Into the middle of the 2000s, Bourbon continued its effort to expand its development of healthful snacks. The company became caught up, however, in the controversy surrounding genetically modified foods. In 2002, for example, the company was among those forced to recall their potato-based snacks after becoming tainted with the genetically manipulated New Leaf Plus potato variety. That year, as well, the company was forced to recall some 19 products that had become contaminated with unauthorized flavoring ingredients.
Despite these setbacks, Bourbon's sales remained high, nearing ¥92 billion ($800 million) by 2006. The company also had made progress in its development of health-promoting foods. In 2004, for example, the company began marketing a new line of tomato-based cookies—the presence of lycopene, found in condensed tomato paste, enabled the company to label the new snack as a nutritional product. Bourbon's determination to build a healthful identity promised robust growth in the increasingly health-conscious Japanese market.

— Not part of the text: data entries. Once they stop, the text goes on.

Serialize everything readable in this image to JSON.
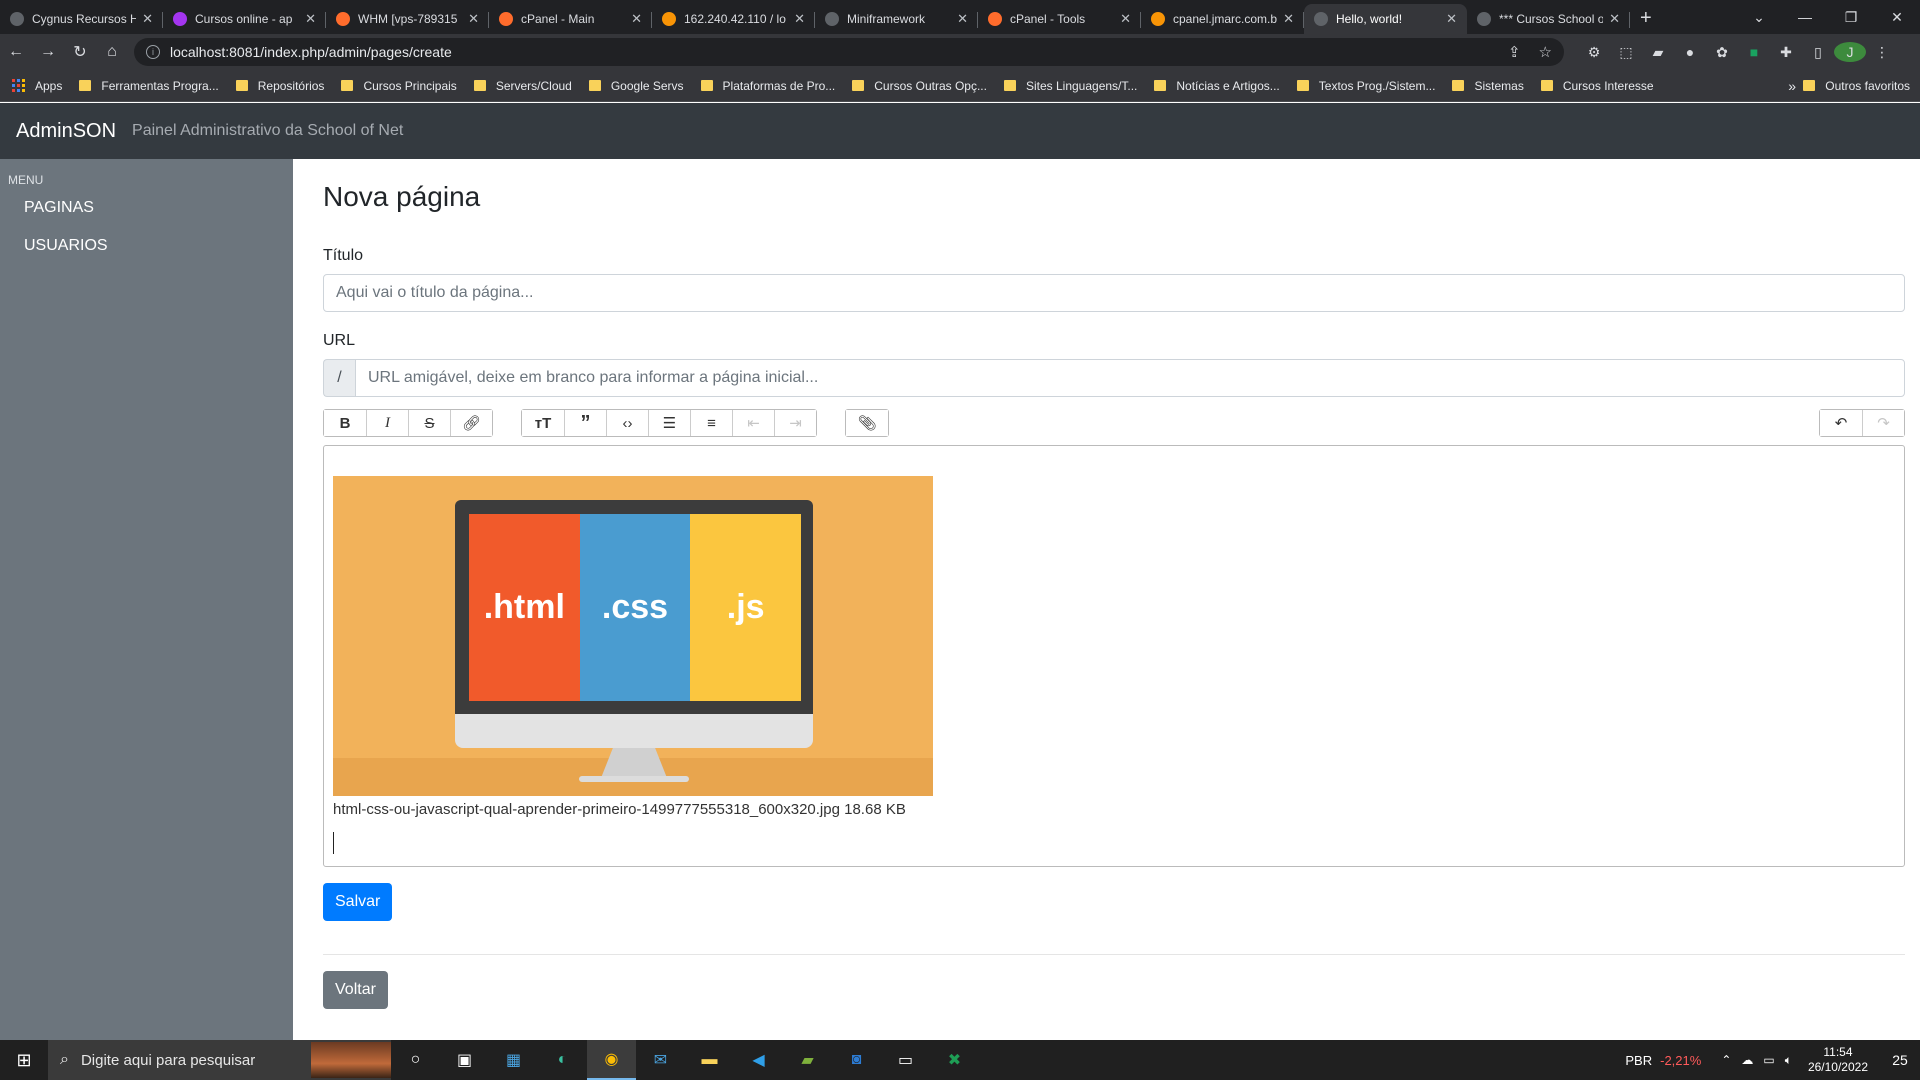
{
  "browser": {
    "tabs": [
      {
        "title": "Cygnus Recursos H",
        "icon": "globe-icon",
        "color": "#5f6368"
      },
      {
        "title": "Cursos online - ap",
        "icon": "udemy-icon",
        "color": "#a435f0"
      },
      {
        "title": "WHM [vps-789315",
        "icon": "cpanel-icon",
        "color": "#ff6c2c"
      },
      {
        "title": "cPanel - Main",
        "icon": "cpanel-icon",
        "color": "#ff6c2c"
      },
      {
        "title": "162.240.42.110 / lo",
        "icon": "phpmyadmin-icon",
        "color": "#f89406"
      },
      {
        "title": "Miniframework",
        "icon": "globe-icon",
        "color": "#5f6368"
      },
      {
        "title": "cPanel - Tools",
        "icon": "cpanel-icon",
        "color": "#ff6c2c"
      },
      {
        "title": "cpanel.jmarc.com.b",
        "icon": "phpmyadmin-icon",
        "color": "#f89406"
      },
      {
        "title": "Hello, world!",
        "icon": "globe-icon",
        "color": "#5f6368",
        "active": true
      },
      {
        "title": "*** Cursos School o",
        "icon": "globe-icon",
        "color": "#5f6368"
      }
    ],
    "address": "localhost:8081/index.php/admin/pages/create",
    "bookmarks": [
      "Ferramentas Progra...",
      "Repositórios",
      "Cursos Principais",
      "Servers/Cloud",
      "Google Servs",
      "Plataformas de Pro...",
      "Cursos Outras Opç...",
      "Sites Linguagens/T...",
      "Notícias e Artigos...",
      "Textos Prog./Sistem...",
      "Sistemas",
      "Cursos Interesse"
    ],
    "apps_label": "Apps",
    "more_label": "»",
    "other_favorites": "Outros favoritos",
    "avatar_letter": "J"
  },
  "app": {
    "brand": "AdminSON",
    "subtitle": "Painel Administrativo da School of Net"
  },
  "sidebar": {
    "menu_label": "MENU",
    "items": [
      {
        "label": "PAGINAS"
      },
      {
        "label": "USUARIOS"
      }
    ]
  },
  "page": {
    "title": "Nova página",
    "title_label": "Título",
    "title_placeholder": "Aqui vai o título da página...",
    "url_label": "URL",
    "url_prefix": "/",
    "url_placeholder": "URL amigável, deixe em branco para informar a página inicial...",
    "attachment": {
      "caption": "html-css-ou-javascript-qual-aprender-primeiro-1499777555318_600x320.jpg 18.68 KB",
      "panels": [
        {
          "text": ".html",
          "color": "#f15a2b"
        },
        {
          "text": ".css",
          "color": "#4a9cd0"
        },
        {
          "text": ".js",
          "color": "#fbc63f"
        }
      ]
    },
    "save_label": "Salvar",
    "back_label": "Voltar"
  },
  "taskbar": {
    "search_placeholder": "Digite aqui para pesquisar",
    "ticker": "PBR",
    "ticker_change": "-2,21%",
    "time": "11:54",
    "date": "26/10/2022",
    "notifications": "25"
  }
}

Bonbisco Co., Ltd.; Kitanihon Haguro Shok Co. Ltd.; Kitanihon Maki Shokuhin Co., Ltd.; Kitanihon Murakami Shokuhin Co., Ltd.; Kitanihon Ogata Shokuhin Co., Ltd.; Kitanihon Tsukigata Shokuhin Co., Ltd.; Kitanihon Washima Shokuhin Co., Ltd.; Nishikan Beika Co., Ltd.
- Kichizo Yoshida founds a confectionery factory, Kitanihon Seika, in order to ensure supply to the Kashiwazaki market.
- The company name is changed to Kitanihon Shokuhin Kogyo Corporation.
- The company lists shares on the Niigata Stock Exchange.
- An automated rice cracker production line, the first in Japan, is added.
- The launch of Lumonde cookies helps double the company's sales in just one year.
- The company acquires the Bourbon confectionery brand and changes the company name to Bourbon Corporation.
- Bourbon launches diversification into food and beverage production, including the first bottled mineral waters.
- Yasushi Yoshida takes over as company president and leads diversification into healthful foods and snack production.
- Bourbon lists shares on the Tokyo Stock Exchange.
- The company launches a tomato-based biscuit as part of a drive to introduce nutritional foods.
- Company sales near ¥92 billion ($800 million).
Japan Tobacco Inc.; Yamazaki Baking Company Ltd.; Morinaga Milk Industry Company Ltd.; Warabeya Nichiyo Company Ltd.; Ezaki Glico Co. Ltd.; Kameda Seika Company Ltd.; First Baking Company Ltd.; Na-kamuraya Company Ltd.; Imuraya Confectionery Company Ltd.; Morozoff Ltd.; Kotobuki Seika Company Ltd.
"Bourbon Corporation to Add Niigata-Based Confectioner As Its Special Subsidiary," Reuters Key Development, March 31, 2006.
"Illegal Flavouring Agents Prompt Food Recall," Dairy Reporter.com, April 6, 2002.
Jae, Hur, "Japan's Snack Recalls Exacerbate Biotech Fuss," Reuters News Service, June 25, 2001.
"Japan Confectioner to Stop GMO Sweetener Use," Food & Drink Weekly, June 19, 2000.
"Tomato Cookies," Food Engineering & Ingredients, December 2004, p. 21.